|The figure above illustrates intermediate electron states within the zinc tellurium band gap introduced by the addition of oxygen atoms to the alloy. The figure on the right shows electrons in the material that are available to conduct electricity. Image credit: Lin-Wang Wang.
Today’s typical solar panel converts between seven and 17 percent of sunlight into electricity – a far cry from the 28 percent efficiency of fossil fuel generators. To make matters worse, because the initial cost of solar panels is so high, generating electricity with solar panels is typically three to four times as expensive as buying it from the local power company.
Solar panels generate electricity when they absorb the sun’s heat. The heat causes electrons to jump from the valence level, where they are locked in place, to the conduction band, where they can move freely and carry a current.
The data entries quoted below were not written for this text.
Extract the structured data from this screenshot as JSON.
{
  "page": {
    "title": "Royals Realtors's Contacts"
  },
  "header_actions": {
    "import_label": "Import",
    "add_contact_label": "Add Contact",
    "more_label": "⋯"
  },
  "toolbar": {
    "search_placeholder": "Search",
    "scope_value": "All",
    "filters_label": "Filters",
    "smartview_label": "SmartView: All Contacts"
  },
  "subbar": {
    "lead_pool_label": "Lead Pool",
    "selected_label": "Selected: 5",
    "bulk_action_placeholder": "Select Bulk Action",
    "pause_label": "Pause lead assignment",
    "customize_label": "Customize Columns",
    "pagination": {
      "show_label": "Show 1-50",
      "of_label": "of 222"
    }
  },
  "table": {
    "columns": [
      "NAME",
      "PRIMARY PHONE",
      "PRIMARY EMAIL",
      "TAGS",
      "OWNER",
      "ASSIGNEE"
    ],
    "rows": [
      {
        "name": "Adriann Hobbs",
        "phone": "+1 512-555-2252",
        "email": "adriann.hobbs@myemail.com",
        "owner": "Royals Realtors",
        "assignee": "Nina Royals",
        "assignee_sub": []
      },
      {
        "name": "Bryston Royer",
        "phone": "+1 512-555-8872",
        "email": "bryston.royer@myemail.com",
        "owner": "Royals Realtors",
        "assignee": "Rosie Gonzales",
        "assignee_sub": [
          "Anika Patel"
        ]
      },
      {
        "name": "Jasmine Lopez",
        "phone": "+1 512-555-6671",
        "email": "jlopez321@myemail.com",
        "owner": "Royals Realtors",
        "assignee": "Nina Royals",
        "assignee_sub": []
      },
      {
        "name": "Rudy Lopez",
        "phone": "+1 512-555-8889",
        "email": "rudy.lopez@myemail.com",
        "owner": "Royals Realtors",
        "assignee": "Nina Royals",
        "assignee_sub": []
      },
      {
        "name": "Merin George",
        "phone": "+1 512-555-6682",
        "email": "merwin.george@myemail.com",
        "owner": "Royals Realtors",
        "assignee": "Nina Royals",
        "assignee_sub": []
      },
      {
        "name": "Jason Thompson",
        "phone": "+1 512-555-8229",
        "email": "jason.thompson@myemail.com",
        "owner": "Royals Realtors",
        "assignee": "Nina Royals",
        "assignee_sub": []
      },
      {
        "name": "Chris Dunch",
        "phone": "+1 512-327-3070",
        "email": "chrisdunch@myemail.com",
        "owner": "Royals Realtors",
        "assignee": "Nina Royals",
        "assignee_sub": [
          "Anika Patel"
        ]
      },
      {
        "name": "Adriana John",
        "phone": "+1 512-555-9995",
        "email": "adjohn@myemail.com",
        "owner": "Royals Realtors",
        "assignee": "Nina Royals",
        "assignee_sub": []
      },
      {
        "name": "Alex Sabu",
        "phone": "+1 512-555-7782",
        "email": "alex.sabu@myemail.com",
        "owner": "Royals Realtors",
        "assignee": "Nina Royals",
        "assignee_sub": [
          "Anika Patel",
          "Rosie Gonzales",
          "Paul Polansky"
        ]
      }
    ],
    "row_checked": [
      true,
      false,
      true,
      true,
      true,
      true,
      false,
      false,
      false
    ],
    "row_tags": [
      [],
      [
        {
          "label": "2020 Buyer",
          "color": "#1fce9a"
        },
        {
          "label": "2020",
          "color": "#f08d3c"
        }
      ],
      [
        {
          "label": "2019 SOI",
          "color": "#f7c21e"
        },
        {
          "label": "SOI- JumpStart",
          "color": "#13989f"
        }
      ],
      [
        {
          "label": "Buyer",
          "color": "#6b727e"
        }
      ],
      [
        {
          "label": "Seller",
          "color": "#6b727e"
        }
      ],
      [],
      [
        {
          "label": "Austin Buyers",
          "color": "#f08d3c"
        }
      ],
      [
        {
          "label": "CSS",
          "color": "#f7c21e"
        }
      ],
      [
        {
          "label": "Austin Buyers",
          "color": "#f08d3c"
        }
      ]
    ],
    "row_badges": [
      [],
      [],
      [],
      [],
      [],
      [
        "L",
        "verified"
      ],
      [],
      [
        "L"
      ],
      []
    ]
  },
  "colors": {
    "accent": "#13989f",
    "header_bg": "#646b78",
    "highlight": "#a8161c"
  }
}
If the sunlight that’s hitting the panel has energy too low to boost electrons to the conduction band, the solar panel can’t convert that sunlight into electricity.
The researchers investigating the zinc tellurium oxide are hoping that the oxygen in the material will introduce an intermediate energy level – much like a landing on a staircase – that can absorb smaller amounts of energy. If they are right, adding the oxygen to zinc telluride solar cells will increase the efficiency from 30 percent to 60 percent.
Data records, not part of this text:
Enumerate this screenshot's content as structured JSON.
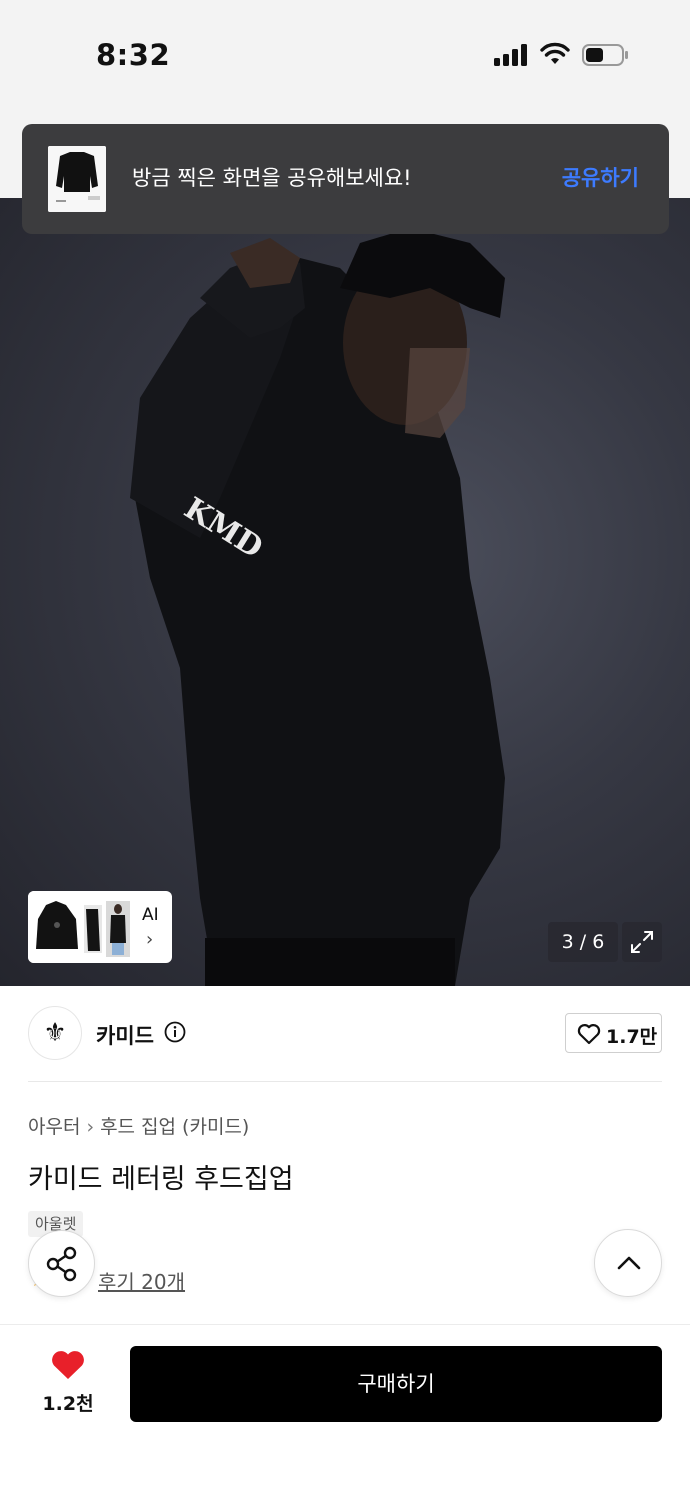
{
  "status_bar": {
    "time": "8:32"
  },
  "toast": {
    "message": "방금 찍은 화면을 공유해보세요!",
    "action": "공유하기"
  },
  "gallery": {
    "ai_label": "AI",
    "ai_chevron": "›",
    "counter": "3 / 6"
  },
  "brand": {
    "logo_glyph": "⚜",
    "name": "카미드",
    "likes": "1.7만"
  },
  "breadcrumb": {
    "category": "아우터",
    "separator": "›",
    "subcategory": "후드 집업 (카미드)"
  },
  "product": {
    "title": "카미드 레터링 후드집업",
    "tag": "아울렛",
    "review_star": "★",
    "reviews": "후기 20개"
  },
  "bottom_bar": {
    "wish_count": "1.2천",
    "buy_label": "구매하기"
  },
  "colors": {
    "accent": "#3d7bff",
    "heart": "#e8202a",
    "buy_bg": "#000000",
    "toast_bg": "#3c3c3e"
  },
  "icons": [
    "signal-icon",
    "wifi-icon",
    "battery-icon",
    "expand-icon",
    "info-icon",
    "heart-outline-icon",
    "share-icon",
    "chevron-up-icon",
    "heart-filled-icon"
  ]
}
To reach that goal, the researchers are using supercomputers at Oak Ridge National Laboratory, the National Energy Research Scientific Computing Center and Lawrence Berkeley National Laboratory.
The first step is to submit a simulation job to one of the machines to which they have access. Their job goes in a queue of waiting computations. It can take a day or two to get to the front of the line, but when they do, the job only takes a few hours because the machines are so powerful.
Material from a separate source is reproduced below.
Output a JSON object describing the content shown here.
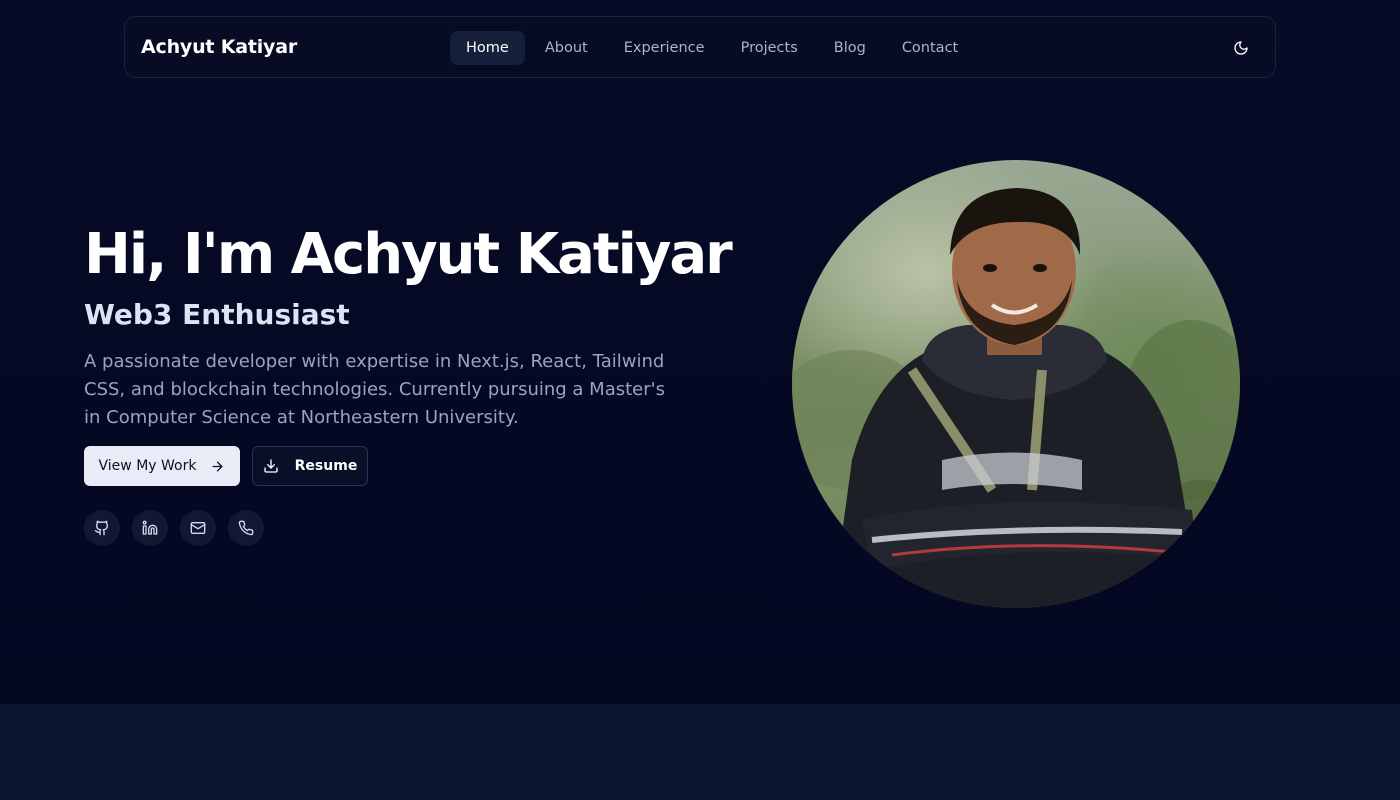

“We look at the result, check its scientific meaning, do some analysis and try to understand the result,” said Wang. “Then we resubmit another job which is related to the first job but modifying some aspects, maybe checking some other aspects of the problem.”
Even if the alloy turns out to be too expensive for mass manufacture, the simulations will have accomplished something important. “This is really the first of its kind,” said Wang. “The hope is that if it can be worked out and prove the concept, then we can try other systems with more banded elements.”
—Miriam Boon, iSGTW